EXERCISE INSTRUCTIONS — From the entries that follow, extract each line holding the string "this".

[App and web page records]
== Segment start ==

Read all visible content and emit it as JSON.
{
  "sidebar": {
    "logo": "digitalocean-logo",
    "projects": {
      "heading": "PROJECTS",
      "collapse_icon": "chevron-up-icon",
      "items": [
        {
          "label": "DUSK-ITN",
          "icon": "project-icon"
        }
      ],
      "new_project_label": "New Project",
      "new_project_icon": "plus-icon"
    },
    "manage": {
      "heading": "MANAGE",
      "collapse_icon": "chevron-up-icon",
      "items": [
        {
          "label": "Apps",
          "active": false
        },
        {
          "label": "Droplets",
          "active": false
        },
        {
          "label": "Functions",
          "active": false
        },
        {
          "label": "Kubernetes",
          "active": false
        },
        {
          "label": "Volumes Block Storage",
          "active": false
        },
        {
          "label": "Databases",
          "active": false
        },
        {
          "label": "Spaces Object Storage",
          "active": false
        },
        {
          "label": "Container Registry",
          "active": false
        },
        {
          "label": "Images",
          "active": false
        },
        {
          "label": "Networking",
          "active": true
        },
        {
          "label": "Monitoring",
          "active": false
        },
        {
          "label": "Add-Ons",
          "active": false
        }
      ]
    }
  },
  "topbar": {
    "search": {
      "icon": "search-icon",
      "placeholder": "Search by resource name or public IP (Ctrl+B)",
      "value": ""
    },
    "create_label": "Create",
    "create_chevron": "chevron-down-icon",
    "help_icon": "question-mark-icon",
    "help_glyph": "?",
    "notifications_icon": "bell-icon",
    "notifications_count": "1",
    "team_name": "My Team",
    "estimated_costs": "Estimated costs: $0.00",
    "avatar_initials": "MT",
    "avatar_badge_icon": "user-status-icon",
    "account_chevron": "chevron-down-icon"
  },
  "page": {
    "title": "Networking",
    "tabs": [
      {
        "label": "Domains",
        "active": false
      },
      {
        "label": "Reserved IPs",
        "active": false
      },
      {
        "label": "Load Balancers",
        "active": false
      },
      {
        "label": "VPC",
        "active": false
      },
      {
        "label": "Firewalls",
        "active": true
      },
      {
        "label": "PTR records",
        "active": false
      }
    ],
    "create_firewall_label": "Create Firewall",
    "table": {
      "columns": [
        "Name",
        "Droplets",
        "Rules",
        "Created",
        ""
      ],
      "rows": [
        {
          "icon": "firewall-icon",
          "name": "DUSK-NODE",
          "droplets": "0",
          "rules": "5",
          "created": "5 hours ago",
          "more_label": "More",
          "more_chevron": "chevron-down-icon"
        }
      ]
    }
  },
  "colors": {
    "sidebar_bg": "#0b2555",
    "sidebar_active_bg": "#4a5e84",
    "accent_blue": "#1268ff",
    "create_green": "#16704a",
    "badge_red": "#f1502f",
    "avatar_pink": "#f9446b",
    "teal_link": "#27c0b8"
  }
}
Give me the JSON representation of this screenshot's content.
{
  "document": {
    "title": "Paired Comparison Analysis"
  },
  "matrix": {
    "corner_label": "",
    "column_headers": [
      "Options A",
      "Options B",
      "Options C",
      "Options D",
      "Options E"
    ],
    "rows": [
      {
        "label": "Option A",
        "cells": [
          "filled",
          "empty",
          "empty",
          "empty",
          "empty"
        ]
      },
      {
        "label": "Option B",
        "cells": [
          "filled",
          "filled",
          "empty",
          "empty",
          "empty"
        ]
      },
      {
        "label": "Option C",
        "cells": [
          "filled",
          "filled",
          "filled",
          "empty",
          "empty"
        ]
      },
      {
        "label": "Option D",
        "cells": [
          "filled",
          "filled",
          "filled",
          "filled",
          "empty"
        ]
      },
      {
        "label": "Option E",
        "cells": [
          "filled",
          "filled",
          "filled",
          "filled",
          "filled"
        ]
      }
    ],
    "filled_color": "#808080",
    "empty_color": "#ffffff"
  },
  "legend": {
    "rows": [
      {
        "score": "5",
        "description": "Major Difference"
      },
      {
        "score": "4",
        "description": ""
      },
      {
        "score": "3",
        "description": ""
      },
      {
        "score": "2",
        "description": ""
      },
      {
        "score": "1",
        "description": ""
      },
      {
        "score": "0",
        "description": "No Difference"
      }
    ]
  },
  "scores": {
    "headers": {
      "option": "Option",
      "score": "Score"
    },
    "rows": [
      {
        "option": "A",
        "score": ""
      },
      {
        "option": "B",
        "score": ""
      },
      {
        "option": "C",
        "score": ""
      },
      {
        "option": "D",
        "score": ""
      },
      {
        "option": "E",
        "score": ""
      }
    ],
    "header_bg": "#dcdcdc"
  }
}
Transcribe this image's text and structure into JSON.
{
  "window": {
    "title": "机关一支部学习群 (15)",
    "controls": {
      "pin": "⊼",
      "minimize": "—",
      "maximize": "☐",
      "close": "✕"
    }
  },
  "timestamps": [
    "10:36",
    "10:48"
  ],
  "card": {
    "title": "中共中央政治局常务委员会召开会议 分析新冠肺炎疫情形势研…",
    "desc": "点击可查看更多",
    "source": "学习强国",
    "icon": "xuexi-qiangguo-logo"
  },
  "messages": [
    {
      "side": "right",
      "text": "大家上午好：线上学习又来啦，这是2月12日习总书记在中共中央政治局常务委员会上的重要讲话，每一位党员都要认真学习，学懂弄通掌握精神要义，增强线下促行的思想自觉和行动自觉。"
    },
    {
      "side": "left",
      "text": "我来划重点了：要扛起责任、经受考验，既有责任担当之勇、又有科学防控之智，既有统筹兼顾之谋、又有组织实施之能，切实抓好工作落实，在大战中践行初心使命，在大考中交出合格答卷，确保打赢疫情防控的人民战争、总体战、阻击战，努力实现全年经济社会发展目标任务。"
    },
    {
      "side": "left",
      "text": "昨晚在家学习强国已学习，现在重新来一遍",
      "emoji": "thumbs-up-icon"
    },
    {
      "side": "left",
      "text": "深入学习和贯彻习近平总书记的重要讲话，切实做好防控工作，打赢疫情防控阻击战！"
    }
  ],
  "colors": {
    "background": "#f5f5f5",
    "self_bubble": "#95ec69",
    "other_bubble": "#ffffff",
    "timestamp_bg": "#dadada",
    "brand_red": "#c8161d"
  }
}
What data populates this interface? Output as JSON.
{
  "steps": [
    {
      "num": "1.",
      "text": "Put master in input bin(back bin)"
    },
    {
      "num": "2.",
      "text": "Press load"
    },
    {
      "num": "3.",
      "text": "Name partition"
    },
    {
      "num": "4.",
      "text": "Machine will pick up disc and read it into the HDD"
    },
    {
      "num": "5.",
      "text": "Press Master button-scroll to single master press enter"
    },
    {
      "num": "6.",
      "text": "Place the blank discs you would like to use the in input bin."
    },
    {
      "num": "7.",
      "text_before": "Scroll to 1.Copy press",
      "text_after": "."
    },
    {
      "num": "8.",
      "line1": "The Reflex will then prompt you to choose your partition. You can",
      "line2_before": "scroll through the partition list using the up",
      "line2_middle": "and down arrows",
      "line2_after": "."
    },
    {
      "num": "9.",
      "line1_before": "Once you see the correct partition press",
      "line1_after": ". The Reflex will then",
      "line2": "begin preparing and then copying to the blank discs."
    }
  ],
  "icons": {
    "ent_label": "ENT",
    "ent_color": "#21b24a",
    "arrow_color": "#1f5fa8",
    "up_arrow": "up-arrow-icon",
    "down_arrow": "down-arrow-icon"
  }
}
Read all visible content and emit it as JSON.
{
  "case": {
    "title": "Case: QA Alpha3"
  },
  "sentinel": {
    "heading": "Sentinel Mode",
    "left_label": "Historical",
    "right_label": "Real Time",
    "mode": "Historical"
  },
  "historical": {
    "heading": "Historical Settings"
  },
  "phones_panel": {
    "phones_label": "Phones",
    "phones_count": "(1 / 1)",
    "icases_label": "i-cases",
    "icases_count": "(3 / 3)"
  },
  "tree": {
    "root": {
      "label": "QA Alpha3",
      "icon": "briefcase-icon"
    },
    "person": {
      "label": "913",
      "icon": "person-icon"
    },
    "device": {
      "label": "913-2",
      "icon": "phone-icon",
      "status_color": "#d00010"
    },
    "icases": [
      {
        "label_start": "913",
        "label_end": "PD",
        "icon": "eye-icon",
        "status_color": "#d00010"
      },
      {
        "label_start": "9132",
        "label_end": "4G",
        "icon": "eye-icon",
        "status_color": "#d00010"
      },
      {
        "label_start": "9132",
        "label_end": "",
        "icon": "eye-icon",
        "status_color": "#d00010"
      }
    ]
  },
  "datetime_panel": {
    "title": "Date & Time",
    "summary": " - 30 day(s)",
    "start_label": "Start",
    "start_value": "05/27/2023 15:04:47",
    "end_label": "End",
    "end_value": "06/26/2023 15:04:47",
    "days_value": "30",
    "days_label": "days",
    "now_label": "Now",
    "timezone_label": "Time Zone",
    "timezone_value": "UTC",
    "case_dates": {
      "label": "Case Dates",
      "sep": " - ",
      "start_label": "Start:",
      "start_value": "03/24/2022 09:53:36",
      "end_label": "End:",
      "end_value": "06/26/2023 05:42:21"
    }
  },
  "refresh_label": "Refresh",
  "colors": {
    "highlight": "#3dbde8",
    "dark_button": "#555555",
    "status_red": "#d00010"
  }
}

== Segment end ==

TASK SOLUTION —
Give me the JSON representation of this screenshot's content.
Transcribe this image's text and structure into JSON.
What data populates this interface? Output as JSON.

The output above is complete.